=== Items listed in a dataset ===
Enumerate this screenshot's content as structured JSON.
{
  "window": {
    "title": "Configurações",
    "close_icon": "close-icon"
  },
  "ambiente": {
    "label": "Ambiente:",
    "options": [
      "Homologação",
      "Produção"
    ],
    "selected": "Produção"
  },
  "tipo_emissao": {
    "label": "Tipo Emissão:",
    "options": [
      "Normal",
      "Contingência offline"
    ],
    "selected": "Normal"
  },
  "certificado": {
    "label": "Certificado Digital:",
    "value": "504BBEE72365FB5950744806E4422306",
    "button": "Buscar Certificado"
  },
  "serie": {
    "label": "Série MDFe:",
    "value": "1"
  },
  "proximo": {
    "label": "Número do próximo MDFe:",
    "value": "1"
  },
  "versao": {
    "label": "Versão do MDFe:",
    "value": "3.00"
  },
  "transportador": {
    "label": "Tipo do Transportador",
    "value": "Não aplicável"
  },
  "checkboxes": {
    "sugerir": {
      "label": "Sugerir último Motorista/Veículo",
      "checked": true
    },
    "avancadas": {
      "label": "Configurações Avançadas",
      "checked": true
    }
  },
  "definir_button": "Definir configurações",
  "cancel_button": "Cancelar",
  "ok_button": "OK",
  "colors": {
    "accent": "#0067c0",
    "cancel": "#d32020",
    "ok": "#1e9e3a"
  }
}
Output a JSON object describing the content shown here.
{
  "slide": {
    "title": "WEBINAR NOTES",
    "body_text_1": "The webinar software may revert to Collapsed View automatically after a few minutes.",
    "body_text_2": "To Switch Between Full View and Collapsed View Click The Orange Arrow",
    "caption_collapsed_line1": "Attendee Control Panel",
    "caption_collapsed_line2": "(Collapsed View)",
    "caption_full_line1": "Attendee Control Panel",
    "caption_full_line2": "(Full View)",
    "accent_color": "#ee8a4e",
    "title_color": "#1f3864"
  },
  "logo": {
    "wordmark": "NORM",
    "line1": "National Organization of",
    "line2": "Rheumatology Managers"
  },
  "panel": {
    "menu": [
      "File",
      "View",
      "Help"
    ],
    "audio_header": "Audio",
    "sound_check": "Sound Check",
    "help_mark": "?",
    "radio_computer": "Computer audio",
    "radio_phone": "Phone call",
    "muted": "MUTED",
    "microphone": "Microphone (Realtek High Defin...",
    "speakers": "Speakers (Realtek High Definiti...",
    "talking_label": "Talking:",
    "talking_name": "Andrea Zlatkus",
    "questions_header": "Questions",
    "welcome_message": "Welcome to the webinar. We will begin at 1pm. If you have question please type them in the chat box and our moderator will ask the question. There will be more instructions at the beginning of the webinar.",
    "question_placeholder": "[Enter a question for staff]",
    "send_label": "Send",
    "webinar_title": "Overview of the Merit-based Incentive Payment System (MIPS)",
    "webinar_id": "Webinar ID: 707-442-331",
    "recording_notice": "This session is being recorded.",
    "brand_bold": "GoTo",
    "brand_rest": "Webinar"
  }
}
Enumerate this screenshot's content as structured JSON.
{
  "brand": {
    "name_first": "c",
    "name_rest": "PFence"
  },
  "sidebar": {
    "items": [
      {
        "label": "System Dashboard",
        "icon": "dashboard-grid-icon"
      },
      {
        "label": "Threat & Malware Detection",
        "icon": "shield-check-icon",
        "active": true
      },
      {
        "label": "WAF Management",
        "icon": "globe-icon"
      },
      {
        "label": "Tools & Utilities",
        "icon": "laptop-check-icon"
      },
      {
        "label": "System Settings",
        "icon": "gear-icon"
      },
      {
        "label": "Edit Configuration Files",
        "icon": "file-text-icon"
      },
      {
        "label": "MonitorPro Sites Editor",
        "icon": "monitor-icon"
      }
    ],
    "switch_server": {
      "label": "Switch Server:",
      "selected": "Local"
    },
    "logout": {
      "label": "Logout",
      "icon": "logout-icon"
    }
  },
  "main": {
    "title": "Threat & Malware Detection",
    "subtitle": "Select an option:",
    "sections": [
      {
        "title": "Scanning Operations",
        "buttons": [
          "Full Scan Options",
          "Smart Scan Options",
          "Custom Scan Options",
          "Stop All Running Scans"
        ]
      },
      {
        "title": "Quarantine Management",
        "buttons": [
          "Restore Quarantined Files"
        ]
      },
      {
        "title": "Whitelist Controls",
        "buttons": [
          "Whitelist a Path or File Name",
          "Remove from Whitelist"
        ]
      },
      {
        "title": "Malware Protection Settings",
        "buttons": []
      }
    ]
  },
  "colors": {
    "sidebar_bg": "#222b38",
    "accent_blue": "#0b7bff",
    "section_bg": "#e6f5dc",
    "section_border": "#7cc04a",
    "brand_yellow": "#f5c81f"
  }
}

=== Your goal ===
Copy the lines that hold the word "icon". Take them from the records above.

=== Result for this exercise ===
    "close_icon": "close-icon"
        "icon": "dashboard-grid-icon"
        "icon": "shield-check-icon",
        "icon": "globe-icon"
        "icon": "laptop-check-icon"
        "icon": "gear-icon"
        "icon": "file-text-icon"
        "icon": "monitor-icon"
      "icon": "logout-icon"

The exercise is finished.